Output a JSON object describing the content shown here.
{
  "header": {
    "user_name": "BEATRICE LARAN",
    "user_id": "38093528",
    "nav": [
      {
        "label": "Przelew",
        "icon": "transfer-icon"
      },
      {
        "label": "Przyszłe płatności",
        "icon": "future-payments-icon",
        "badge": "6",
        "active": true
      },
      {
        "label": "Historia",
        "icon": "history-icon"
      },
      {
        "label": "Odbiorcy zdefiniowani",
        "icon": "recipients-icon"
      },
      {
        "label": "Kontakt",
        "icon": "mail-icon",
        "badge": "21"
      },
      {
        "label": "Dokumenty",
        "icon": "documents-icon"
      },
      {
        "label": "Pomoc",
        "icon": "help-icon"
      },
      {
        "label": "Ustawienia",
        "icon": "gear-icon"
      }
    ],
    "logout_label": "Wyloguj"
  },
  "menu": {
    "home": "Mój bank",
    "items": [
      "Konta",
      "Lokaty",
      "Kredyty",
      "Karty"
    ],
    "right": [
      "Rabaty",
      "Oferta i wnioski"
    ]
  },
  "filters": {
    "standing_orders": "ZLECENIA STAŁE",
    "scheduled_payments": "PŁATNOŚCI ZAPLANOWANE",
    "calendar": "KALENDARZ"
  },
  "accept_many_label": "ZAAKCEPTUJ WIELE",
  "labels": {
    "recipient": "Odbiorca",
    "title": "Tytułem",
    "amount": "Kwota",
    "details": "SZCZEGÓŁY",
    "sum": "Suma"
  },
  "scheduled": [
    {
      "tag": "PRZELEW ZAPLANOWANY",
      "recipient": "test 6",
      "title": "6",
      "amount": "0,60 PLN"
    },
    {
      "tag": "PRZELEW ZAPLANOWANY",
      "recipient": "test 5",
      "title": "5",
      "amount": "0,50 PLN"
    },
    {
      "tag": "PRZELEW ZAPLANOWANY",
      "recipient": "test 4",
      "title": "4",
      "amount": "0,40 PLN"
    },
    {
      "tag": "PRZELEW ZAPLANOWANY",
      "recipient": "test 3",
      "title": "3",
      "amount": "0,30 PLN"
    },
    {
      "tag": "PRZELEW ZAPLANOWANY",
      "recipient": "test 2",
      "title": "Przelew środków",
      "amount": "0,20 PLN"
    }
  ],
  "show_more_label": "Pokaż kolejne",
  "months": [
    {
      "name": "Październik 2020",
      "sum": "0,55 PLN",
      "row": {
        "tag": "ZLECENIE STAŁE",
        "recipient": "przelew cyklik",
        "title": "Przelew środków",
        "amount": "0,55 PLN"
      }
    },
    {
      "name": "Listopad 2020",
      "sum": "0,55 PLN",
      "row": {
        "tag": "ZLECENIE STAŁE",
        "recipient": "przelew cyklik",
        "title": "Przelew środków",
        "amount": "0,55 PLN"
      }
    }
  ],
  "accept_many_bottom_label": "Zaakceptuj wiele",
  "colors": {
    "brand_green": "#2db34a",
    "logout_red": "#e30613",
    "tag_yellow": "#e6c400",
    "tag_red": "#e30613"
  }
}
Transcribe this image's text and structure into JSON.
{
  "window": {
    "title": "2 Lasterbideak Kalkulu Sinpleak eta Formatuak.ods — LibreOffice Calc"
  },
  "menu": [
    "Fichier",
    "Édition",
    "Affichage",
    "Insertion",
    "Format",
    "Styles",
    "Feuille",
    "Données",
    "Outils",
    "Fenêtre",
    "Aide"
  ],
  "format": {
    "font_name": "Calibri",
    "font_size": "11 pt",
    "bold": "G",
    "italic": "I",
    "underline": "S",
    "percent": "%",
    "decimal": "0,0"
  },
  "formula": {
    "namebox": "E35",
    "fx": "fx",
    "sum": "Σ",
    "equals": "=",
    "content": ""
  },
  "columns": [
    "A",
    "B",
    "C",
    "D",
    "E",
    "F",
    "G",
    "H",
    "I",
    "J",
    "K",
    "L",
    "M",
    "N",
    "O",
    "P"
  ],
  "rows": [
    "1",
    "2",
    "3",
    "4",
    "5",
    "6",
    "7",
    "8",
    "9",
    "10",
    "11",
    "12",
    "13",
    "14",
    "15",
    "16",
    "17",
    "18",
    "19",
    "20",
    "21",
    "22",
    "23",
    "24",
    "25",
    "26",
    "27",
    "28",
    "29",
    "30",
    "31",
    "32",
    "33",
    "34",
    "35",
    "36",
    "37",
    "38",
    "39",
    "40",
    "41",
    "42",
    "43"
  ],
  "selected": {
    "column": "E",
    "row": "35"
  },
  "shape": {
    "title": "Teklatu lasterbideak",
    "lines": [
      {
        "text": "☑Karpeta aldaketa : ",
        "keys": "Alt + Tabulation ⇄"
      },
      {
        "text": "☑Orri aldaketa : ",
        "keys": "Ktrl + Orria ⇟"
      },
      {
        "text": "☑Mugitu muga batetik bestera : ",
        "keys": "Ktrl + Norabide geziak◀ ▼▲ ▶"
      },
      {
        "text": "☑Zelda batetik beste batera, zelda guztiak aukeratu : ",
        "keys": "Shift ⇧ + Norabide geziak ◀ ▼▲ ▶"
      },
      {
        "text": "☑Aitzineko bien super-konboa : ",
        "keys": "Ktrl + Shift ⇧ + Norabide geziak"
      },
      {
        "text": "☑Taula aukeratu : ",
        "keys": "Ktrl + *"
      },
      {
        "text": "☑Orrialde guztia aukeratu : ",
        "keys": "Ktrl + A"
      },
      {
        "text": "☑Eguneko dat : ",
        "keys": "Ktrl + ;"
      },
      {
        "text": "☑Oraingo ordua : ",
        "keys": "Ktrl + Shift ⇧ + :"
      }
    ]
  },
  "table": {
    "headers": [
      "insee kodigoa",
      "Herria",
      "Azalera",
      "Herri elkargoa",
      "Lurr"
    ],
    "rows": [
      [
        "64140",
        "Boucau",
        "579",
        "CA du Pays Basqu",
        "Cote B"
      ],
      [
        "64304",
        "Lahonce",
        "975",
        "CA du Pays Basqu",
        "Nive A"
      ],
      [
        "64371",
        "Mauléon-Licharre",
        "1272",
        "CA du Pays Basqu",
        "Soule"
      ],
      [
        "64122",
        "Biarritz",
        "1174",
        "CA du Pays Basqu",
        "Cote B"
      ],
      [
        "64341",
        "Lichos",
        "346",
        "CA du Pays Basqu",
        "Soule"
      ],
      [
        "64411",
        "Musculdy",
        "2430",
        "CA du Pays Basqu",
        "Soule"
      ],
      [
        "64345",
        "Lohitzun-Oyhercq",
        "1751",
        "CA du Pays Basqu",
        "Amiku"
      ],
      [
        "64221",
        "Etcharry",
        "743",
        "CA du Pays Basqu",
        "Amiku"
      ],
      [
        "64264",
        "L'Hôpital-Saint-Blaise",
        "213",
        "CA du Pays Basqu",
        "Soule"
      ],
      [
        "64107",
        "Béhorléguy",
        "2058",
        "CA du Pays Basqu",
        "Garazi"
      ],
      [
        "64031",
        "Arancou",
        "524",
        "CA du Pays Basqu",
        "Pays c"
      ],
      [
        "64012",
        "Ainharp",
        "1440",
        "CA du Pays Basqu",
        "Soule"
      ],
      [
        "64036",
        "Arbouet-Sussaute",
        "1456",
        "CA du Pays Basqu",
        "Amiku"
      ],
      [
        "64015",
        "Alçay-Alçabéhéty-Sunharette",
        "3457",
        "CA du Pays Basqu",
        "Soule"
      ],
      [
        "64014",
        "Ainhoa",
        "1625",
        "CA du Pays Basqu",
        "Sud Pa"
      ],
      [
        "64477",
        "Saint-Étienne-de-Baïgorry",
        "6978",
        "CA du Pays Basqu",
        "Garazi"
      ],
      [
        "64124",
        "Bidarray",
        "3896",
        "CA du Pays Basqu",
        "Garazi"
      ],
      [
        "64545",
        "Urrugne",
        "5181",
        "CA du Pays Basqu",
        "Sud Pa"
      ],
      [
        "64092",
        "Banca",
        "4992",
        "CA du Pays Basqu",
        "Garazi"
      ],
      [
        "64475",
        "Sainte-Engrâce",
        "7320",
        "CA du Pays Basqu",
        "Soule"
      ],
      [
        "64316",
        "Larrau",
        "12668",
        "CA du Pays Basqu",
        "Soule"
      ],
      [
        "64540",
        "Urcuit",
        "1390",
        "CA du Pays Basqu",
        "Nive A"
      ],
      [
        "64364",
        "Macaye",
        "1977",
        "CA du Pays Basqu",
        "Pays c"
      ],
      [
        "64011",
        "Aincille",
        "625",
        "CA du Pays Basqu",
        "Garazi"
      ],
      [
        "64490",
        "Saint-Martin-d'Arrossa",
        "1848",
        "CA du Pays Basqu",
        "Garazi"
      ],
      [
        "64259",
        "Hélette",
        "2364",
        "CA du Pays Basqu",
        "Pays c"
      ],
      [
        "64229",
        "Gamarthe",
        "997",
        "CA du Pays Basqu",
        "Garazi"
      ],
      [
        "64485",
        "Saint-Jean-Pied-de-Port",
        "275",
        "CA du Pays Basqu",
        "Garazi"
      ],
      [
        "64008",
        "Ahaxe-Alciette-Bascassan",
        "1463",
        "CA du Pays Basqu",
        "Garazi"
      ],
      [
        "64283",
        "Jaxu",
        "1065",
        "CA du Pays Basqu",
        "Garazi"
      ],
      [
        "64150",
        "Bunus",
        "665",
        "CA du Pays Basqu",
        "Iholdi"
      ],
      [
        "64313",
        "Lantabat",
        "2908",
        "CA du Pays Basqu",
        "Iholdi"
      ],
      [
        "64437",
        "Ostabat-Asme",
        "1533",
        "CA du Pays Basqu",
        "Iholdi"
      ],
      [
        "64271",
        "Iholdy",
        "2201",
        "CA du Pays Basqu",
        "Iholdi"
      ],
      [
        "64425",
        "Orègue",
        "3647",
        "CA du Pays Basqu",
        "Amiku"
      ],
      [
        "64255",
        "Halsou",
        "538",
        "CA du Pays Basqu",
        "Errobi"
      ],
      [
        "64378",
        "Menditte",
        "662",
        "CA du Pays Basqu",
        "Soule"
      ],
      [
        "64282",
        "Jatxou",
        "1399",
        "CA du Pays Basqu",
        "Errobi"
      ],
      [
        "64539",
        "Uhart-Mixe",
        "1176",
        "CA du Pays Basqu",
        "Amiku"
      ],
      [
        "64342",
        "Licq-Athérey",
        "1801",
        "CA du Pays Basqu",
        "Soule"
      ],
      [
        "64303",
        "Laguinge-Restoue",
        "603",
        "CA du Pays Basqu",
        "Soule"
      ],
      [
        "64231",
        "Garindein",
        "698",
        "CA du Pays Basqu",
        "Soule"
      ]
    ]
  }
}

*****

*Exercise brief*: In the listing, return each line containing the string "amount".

*Output for this exercise*:
    "amount": "Kwota",
      "amount": "0,60 PLN"
      "amount": "0,50 PLN"
      "amount": "0,40 PLN"
      "amount": "0,30 PLN"
      "amount": "0,20 PLN"
        "amount": "0,55 PLN"
        "amount": "0,55 PLN"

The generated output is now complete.